YOUR GOAL:
The required answer is each line in the entries below where "topics" occurs.

——————

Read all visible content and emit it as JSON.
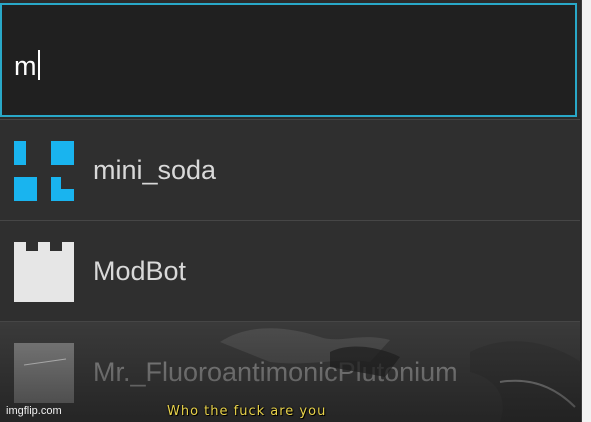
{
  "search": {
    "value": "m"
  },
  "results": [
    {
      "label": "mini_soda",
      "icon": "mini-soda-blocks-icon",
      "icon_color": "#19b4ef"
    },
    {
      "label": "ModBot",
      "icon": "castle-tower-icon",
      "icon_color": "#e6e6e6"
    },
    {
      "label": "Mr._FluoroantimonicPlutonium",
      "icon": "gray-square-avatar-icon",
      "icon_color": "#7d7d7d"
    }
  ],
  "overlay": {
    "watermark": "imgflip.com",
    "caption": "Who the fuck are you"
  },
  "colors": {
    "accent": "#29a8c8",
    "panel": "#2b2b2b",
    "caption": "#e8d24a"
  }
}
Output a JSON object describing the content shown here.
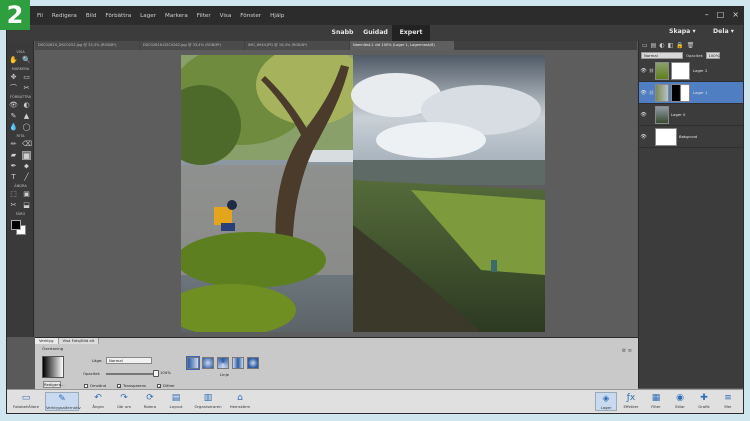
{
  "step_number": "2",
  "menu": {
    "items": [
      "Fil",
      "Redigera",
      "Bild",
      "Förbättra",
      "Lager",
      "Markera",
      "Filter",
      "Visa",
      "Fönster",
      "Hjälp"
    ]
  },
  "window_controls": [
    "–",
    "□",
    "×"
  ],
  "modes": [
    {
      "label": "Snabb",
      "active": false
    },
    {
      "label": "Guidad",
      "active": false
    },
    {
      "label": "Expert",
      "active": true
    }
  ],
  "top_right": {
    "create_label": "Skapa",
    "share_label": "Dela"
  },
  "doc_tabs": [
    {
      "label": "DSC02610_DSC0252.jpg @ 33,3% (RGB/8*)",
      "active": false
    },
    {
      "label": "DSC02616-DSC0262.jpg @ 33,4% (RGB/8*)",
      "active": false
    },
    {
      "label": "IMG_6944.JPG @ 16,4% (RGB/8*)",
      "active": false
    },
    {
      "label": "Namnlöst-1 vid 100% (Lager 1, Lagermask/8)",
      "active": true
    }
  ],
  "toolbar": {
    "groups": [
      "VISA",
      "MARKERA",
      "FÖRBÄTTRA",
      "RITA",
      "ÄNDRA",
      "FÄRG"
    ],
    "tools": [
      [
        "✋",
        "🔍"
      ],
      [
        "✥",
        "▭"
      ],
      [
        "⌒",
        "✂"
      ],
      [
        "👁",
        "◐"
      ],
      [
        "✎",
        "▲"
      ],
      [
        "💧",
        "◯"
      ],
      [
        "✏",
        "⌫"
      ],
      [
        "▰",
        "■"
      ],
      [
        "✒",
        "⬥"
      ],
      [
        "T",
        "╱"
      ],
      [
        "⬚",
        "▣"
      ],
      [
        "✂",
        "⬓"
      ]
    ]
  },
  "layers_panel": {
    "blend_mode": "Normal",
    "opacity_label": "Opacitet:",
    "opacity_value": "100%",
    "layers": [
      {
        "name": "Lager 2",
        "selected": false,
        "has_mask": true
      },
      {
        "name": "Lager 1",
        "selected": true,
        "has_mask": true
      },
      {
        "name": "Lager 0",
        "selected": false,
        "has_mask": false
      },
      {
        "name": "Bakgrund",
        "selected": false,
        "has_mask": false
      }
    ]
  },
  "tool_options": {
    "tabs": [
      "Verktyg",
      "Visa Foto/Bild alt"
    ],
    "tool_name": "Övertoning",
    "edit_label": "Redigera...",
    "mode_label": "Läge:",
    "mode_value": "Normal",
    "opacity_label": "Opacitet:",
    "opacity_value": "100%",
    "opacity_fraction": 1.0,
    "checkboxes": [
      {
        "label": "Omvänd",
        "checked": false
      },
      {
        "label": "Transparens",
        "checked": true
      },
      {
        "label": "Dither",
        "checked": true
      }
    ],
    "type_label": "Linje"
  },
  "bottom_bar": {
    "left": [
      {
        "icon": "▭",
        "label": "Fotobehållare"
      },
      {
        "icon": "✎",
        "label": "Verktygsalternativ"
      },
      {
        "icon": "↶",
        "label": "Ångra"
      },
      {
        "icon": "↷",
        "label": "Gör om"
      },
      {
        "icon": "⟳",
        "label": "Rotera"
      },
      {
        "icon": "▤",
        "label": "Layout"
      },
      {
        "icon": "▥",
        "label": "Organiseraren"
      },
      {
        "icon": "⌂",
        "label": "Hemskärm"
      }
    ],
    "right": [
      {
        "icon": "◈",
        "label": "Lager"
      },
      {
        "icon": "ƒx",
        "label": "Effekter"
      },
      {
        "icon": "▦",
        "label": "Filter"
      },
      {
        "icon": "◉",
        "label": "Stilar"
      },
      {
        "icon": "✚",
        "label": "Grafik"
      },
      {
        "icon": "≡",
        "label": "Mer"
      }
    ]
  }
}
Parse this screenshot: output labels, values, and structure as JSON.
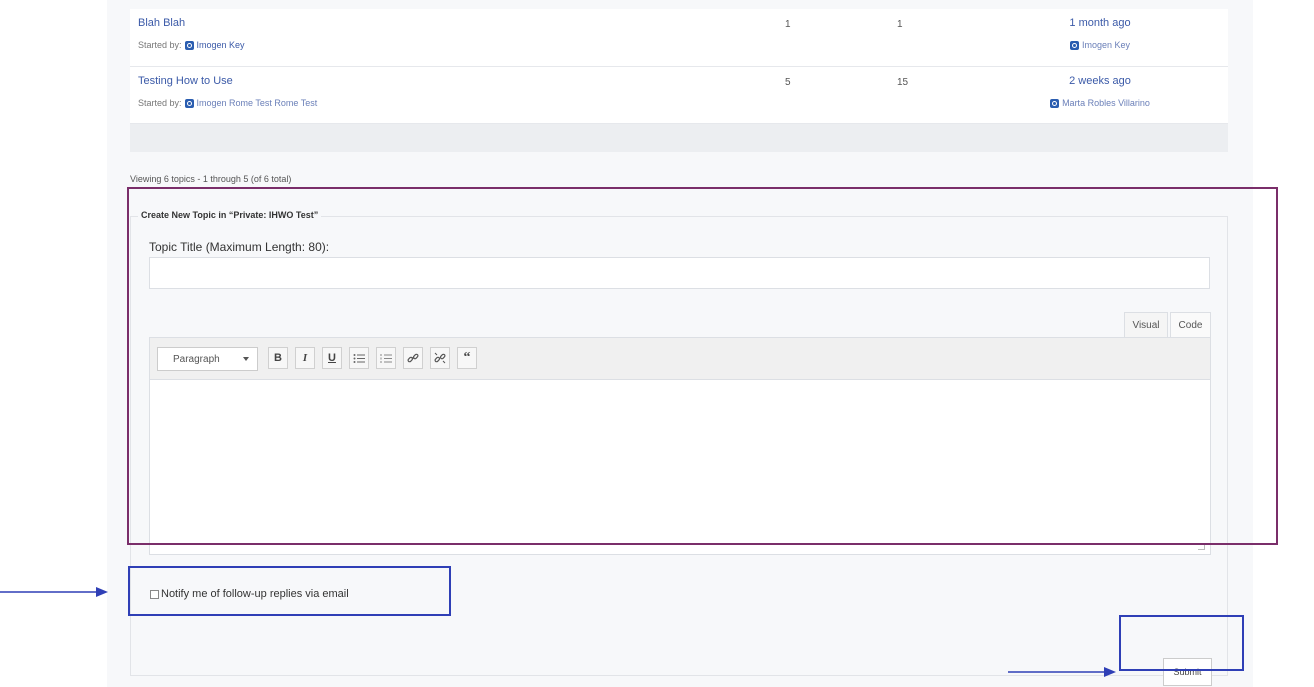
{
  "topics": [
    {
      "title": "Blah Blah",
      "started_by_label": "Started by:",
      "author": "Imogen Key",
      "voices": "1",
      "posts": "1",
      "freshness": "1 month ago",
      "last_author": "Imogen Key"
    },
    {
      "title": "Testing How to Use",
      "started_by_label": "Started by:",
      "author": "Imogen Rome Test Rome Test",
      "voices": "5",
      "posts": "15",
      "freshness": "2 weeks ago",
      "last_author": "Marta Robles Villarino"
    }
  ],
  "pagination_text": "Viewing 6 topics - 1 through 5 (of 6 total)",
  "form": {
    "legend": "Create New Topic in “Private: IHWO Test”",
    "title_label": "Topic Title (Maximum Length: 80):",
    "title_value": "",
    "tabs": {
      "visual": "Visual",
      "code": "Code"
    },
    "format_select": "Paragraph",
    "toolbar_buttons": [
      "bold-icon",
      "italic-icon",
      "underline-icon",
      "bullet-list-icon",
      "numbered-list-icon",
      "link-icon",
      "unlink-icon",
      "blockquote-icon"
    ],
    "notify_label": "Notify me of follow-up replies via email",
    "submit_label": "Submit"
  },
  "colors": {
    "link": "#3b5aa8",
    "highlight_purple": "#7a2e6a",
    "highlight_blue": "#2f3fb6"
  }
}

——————

REPLY TO THE TASK:
  "topics": [
  "pagination_text": "Viewing 6 topics - 1 through 5 (of 6 total)",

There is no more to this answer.